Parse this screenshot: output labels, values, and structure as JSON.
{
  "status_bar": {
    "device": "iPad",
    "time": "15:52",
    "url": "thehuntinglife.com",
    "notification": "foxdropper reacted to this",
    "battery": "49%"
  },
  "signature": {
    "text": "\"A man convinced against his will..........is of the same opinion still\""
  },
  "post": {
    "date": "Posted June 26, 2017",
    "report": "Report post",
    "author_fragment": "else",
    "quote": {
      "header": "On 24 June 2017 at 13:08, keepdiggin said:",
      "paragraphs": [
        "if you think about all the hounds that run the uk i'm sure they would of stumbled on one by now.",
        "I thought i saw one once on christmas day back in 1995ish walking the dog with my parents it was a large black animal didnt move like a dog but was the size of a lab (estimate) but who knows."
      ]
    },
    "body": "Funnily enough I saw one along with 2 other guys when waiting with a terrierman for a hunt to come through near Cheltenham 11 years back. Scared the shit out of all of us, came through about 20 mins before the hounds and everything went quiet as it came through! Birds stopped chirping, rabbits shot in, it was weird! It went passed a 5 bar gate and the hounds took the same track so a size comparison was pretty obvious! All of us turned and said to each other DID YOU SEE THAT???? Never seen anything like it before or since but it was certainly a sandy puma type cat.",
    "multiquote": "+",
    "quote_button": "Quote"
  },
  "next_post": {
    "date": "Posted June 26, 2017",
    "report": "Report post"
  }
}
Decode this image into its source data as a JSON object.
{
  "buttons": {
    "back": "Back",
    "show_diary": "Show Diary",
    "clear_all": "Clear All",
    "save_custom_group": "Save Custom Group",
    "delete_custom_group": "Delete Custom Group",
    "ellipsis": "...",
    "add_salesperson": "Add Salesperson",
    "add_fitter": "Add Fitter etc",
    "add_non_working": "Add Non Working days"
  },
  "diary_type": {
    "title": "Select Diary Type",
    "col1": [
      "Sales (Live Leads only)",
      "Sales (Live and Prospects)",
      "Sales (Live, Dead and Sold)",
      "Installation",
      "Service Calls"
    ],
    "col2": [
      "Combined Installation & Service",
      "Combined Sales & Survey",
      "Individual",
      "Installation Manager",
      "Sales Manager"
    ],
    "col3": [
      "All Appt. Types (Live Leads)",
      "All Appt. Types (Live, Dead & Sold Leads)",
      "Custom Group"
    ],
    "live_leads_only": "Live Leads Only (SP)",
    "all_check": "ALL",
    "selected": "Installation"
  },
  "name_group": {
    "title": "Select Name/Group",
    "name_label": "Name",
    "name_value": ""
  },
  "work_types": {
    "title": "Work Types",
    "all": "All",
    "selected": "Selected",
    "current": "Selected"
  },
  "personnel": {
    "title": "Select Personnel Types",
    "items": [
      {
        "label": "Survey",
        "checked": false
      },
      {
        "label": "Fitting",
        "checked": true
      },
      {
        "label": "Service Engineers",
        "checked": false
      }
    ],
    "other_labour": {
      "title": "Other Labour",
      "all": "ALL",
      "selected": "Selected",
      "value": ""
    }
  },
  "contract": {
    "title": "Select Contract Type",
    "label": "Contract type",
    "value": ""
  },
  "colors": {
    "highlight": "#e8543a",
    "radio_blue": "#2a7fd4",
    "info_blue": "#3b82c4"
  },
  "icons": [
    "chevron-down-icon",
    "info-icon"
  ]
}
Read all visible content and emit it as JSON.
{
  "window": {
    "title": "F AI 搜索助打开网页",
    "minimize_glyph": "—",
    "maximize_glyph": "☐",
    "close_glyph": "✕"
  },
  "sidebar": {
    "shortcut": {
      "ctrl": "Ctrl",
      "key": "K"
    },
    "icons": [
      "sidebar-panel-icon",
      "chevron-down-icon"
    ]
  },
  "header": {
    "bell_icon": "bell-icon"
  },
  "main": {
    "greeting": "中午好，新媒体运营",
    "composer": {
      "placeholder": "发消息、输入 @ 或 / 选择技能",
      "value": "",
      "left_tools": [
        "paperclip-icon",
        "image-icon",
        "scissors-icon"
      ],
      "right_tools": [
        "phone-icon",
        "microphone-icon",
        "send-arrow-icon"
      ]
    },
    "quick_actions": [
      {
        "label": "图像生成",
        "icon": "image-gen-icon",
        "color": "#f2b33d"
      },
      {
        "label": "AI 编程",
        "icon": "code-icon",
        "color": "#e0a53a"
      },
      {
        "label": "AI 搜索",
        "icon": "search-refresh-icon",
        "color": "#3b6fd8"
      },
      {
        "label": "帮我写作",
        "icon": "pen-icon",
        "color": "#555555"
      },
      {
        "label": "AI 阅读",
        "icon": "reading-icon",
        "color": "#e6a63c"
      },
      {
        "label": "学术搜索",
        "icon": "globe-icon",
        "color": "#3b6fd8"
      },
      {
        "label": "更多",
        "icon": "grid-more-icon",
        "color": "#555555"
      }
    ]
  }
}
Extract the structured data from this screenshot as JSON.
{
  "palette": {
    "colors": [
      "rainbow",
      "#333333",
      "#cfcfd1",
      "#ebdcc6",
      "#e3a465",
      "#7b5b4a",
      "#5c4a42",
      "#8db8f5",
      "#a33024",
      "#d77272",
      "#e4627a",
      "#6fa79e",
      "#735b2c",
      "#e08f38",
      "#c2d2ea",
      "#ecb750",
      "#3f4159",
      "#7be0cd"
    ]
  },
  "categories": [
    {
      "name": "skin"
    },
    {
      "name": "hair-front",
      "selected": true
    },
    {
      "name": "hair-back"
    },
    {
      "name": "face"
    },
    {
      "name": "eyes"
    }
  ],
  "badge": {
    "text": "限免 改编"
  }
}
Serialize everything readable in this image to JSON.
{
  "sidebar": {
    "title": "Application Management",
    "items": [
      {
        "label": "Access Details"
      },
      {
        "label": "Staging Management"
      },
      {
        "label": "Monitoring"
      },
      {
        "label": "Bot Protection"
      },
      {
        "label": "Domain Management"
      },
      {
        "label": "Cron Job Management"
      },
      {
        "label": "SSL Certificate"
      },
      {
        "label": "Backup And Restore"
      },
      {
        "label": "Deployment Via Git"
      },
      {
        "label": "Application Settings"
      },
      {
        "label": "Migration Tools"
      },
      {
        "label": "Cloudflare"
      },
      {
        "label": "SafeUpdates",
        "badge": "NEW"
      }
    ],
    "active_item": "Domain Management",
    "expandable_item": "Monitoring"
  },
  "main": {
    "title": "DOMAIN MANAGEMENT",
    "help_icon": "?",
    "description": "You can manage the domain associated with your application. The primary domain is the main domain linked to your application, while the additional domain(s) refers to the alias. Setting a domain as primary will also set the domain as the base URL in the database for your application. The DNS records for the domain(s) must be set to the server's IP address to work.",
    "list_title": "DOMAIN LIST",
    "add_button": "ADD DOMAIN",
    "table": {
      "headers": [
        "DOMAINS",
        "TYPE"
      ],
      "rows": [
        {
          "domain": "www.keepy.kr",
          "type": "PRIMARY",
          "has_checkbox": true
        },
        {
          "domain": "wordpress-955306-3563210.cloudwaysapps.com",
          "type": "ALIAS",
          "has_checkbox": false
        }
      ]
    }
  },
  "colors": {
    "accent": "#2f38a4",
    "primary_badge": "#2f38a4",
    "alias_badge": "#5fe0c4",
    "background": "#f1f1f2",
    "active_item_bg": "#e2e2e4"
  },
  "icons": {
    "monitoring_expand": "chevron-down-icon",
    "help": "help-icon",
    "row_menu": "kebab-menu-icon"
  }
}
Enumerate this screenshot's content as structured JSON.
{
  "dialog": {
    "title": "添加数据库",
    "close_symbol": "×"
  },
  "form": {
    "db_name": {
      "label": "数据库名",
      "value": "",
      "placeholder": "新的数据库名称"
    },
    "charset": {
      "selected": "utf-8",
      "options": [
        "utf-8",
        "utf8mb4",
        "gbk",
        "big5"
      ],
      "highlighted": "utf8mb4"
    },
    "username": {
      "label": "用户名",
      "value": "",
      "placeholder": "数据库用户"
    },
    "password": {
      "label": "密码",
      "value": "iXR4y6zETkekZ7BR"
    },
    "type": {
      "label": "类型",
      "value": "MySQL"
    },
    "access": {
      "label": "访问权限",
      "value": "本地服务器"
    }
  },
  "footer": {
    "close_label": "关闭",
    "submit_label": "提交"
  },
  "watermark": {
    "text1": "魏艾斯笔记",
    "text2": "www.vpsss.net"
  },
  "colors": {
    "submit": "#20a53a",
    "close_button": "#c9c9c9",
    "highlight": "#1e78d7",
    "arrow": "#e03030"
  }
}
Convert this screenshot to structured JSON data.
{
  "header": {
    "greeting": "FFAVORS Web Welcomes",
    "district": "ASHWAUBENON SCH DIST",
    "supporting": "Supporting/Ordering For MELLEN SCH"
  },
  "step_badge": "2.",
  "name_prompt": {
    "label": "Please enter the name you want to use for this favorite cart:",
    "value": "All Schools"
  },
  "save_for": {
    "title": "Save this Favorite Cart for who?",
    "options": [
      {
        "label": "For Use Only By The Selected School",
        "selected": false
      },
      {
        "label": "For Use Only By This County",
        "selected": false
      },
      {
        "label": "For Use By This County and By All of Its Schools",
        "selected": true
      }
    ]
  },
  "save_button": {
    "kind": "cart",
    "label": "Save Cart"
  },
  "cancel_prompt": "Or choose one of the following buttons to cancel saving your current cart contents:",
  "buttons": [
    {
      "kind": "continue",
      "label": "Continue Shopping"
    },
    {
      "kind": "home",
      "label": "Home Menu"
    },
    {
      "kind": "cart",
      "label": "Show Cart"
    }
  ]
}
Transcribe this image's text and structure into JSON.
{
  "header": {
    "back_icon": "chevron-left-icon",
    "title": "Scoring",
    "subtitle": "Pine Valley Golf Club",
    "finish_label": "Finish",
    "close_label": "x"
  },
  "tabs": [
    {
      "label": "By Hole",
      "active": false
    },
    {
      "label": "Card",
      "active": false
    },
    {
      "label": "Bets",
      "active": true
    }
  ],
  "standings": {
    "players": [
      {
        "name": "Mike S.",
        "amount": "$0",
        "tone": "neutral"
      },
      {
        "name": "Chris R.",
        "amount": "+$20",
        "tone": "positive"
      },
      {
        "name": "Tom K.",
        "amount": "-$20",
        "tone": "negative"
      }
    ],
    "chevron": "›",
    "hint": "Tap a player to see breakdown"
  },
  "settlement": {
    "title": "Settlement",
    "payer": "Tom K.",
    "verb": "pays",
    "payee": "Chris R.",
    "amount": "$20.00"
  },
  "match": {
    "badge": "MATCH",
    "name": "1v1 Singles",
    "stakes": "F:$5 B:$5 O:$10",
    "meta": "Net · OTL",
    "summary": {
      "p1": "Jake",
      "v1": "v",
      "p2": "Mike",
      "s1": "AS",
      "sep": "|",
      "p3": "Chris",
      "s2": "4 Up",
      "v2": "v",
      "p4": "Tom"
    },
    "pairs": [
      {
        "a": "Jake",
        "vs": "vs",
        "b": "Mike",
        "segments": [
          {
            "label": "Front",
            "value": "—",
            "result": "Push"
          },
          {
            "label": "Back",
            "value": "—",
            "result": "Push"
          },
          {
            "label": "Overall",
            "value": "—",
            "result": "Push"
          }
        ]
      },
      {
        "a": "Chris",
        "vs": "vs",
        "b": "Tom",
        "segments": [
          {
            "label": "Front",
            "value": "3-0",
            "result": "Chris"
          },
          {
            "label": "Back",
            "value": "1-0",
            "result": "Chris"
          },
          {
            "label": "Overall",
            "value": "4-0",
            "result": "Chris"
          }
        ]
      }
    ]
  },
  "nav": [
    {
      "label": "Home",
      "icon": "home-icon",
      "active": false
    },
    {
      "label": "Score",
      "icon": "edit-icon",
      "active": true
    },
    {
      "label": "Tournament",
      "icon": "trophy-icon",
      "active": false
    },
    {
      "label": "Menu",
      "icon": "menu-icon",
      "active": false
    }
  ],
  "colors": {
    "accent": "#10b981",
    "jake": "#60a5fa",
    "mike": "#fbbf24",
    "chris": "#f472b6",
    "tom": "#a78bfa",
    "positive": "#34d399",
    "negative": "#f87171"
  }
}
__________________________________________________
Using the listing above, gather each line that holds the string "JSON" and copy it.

◆ **Written response**
Parse this screenshot: output labels, values, and structure as JSON.
Decode this image into its source data as a JSON object.
Read all visible content and emit it as JSON.
Extract the structured data from this screenshot as JSON.
Serialize everything readable in this image to JSON.
Enumerate this screenshot's content as structured JSON.
Convert this screenshot to structured JSON data.
Transcribe this image's text and structure into JSON.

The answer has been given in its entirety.